What will it cost?

One question that’s important to anyone considering funding on this site, or at all is how much the wall will cost, all said and done.  Estimates in public sources run anywhere from a low side of $6B-$8B to complete all segments, with a high side northward of $20B.  Without recent construction cost invoices, it’s hard to tell exactly how much the final tally will be.  This is of course relevant to us here at FundtheWall.com, since it dictates how much we may need to raise before we’re done.

There are many factors that come into play when determining how much it will cost to construct a given mile of barrier.  The terrain, certainly, but also proximity to civilization.  It’s expensive to ship materials, especially concrete and reinforcing rods, to remote locations.  Many existing sections were built on public land, and in the easier terrain nearer to civilized areas.  Thus, future sections are likely to be in the more expensive areas.

According to this CBO article, an average of $3.9 million per mile is justified, with many areas being far less expensive on a per-mile basis:.

Although the information is dated (since no more recent information is available, except for politically-charged estimates), we believe this is a good working scenario to start with.  We here at the American Border Foundation will be tracking costs once construction begins and will update estimates accordingly.

In fact, the recently-released appropriations bill includes language that requires the DHS to appraise the cost of achieving operational control of each mile of the border:

The Committee continues to believe that a more detailed plan is necessary to accurately estimate future costs, specifically regarding the design and construction of a physical barrier along parts of the southern border. As CBP studies the borders to determine the best means to achieve border security, the Committee directs CBP to provide, within 120 days of the date of enactment of this act, a detailed plan describing how to secure each border sector, including the estimated costs and types of physical barrier or technology necessary for each mile of the border.
The report should detail acquisition and legal costs associated with acquiring property through eminent domain and other means, as well as costs and impacts to communities and businesses, including tribes or ranchers who receive condemnation notices because the government invokes eminent domain.
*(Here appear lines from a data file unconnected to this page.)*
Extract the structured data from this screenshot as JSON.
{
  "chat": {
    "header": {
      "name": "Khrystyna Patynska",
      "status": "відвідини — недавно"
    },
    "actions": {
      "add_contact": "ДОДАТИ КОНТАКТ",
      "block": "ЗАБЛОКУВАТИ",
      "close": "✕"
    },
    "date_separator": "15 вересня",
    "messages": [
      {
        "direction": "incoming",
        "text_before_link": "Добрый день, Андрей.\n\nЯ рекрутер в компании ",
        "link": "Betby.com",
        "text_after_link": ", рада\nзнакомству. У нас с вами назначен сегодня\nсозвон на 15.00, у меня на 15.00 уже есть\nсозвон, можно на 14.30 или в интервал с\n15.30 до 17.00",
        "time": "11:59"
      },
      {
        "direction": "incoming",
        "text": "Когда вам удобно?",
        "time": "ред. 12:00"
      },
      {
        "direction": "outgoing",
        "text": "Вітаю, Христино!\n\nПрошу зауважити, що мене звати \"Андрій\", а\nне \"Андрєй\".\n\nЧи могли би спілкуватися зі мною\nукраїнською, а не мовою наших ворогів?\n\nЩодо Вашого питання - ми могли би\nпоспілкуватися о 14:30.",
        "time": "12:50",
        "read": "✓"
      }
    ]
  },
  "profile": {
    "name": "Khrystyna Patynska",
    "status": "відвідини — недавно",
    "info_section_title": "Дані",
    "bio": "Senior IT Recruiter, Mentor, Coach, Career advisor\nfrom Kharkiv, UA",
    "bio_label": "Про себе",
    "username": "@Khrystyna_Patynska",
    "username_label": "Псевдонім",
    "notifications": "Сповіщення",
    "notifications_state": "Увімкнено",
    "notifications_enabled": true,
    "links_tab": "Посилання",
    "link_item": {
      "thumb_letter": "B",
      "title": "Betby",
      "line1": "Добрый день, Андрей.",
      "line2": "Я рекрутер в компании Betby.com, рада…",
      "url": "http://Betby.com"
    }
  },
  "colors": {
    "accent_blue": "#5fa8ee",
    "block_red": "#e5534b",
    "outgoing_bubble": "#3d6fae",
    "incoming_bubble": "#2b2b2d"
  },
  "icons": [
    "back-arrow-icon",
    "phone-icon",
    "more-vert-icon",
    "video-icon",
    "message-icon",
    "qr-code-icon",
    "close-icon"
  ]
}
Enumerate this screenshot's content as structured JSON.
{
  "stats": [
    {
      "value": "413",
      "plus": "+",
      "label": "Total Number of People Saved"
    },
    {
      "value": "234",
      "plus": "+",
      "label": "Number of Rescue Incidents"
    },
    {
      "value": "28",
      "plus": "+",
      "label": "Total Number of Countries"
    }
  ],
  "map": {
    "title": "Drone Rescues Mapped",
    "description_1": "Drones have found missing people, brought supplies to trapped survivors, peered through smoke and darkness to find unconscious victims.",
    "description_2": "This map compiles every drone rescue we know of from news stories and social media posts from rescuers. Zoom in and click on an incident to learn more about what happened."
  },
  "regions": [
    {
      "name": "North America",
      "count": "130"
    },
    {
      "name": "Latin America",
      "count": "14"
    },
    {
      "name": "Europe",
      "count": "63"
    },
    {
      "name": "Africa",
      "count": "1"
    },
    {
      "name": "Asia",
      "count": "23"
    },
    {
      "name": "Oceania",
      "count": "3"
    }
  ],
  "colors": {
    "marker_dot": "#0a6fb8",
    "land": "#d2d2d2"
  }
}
The report should also clearly articulate the methodologies and performance metrics used to develop the report. The Committee further directs that construction not begin on a section of physical barrier along the border
until its design is at least 90 percent complete. Further, as CBP executes the project, the Committee directs CBP to brief the Committee monthly on estimated costs versus actual costs.
So, regardless of how much money they get for construction, the DHS is required to provide the above detailed information in a constricted timeframe.  We will help them accomplish it.